"It's practice, it's training, and experimenting while pushing through the pain to be the best that I can be. That's what magic is to me." ~ David Blaine
- Buried alive in NYC for 7 days in a coffin with nothing but water. (This fun underground experiment piqued Blaine's interest in the practice of extreme aestheticism.)
- Froze himself in a block of ice for 3 days. (A freezing feat much more difficult than he originally expected.)
- Balanced himself on top of a 100-foot pillar for 36 hours. (The Brooklyn magician claims he hallucinated so hard he felt as if the buildings were transforming into big animal heads.)
- Lived in a small glass box suspended over London for 44 days with nothing but water. (Blaine claims this was the most beautiful experience of his life.)
In the TED Talk, Blaine recalled an incredible article he came across describing an 11 year-old boy falling into a frozen river and being rescued after spending 45 minutes under water.

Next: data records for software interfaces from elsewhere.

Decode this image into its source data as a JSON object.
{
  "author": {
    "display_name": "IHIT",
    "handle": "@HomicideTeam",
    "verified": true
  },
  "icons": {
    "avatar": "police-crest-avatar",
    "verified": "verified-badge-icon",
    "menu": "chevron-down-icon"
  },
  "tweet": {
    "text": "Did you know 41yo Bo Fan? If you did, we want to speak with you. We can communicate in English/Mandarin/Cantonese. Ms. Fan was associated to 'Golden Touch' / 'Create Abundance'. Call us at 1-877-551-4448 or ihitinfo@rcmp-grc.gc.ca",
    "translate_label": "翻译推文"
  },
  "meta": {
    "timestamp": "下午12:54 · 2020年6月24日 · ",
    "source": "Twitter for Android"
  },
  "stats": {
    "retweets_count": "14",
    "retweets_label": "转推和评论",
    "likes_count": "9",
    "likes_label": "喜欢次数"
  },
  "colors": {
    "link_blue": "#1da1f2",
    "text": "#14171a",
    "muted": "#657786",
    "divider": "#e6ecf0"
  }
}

Although the boy's body temperature was 77 degrees, the doctors were not able to find any sign of brain damage. How was this phenomenon biologically possible? There were no illusions or tricks involved in this underwater spectacle, only the will of the boy to survive in a freezing, airless underwater world for almost an hour. "As a magician I think everything is possible, and I think if something is done by one person it can be done by others." Deeply convinced by this belief, Blaine became interested in replicating a similar biological feat. He submerged himself in ice water thinking the cold water might assist him in holding his breath for an extremely long period of time, but the ice water was obviously so cold he could barely stay underwater for a minute.
The Brooklyn native continued his breath-holding research by looking into the world of pearl divers. These peculiar human dolphins are able to dive to the bottom of the sea and hunt for pearls for four minutes at a time equipped with nothing but one gulp of air. It was in the midst of researching pearl divers that Blaine discovered the parallel world of free diving. In the TEDMED Talk Blaine pointed out that, "it was the most amazing thing I've ever discovered, pretty much."

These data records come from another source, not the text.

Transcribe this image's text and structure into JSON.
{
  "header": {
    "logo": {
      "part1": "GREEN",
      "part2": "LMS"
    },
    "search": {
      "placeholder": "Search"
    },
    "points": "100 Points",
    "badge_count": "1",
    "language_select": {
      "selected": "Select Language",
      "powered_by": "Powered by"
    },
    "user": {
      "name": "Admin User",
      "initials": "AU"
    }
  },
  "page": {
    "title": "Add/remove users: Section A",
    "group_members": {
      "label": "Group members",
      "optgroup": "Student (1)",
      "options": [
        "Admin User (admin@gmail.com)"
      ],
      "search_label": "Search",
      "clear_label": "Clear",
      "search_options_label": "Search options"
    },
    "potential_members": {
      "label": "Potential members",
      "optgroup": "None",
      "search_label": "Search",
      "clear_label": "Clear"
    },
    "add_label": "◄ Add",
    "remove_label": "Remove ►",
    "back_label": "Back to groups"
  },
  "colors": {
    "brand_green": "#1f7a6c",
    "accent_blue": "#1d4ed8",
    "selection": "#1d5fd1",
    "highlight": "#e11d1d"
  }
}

Free diving is a complicated sport divided into many different types of competition. However, it can be simplified into two major categories: depth records and static apnea. Depth records involve divers attempting to dive down as deep as they can, whether they are using weights, no weights, or machine assistance. The current no limit world record is held by the Austrian free diver, Herbert Nitsch at an incomprehensible 831 feet! At the opposite end of free diving competition exists the practice of static apnea, which is the motionless ability to hold your breath for as long as you possibly can—this is what David Blaine began to involve himself in.
There are a few key skills a static apnea practitioner should have developed and refined. For example, the competitor should never move at all because each bodily movement depletes the competitor's ever-so-valuable molecule of oxygen and in turn increases the levels of carbon dioxide in the body. Also, the competitor should never let a bubble of air out. Another key skill is learning to decelerate one's heart rate. A slower heart rate plays a huge part in oxygen retention. Blaine accelerated in this department by having a resting heart rate of 38 beats per minute (equal to most olympic athletes) and by learning out-of-body, meditative techniques he was able to slow his heart rate down to a remarkable 12 beats per minute while under water. Another critical technique is learning the art of "purging." Purging is of utmost importance. It is similar to the psychedelic-inducing practice of Stan Grof's Holotropic Breathing, in that it involves hyperventilation in order to "purge" or rid the body of all signs of carbon dioxide trapped in the practitioner's body. Lastly, one must attempt to relax through all the pain accompanying the art of no breathing. Static apnea surely teaches you to exceed your own delusional limits.
In the months leading up to his attempt at breaking the world record, Blaine synthesized his own static apnea practice by sleeping in a hypoxic (high-altitude) tent and adhering to a morning breath-holding ritual for months at a time. He would begin his morning by holding his breath for 5.5 minutes and "purging" for 1 minute immediately after that; then he would hold his breath for another 5.5 minutes, and "purge" for 1 minute after that. He repeated this routine for a total of 52 minutes every morning, and in that 52 minute span he was only breathing (hyperventilating) for 8 minutes in total. Another one of his unique methods of practice involved holding his breath under extreme duress. Some of these extreme environments involved keeping a breathless calm in cold water and shark tanks. Keep in mind that a slow heart rate is an incredibly important attribute to have in the free diving world.
"As a magician I think everything is possible, and I think if something is done by one person it can be done by others."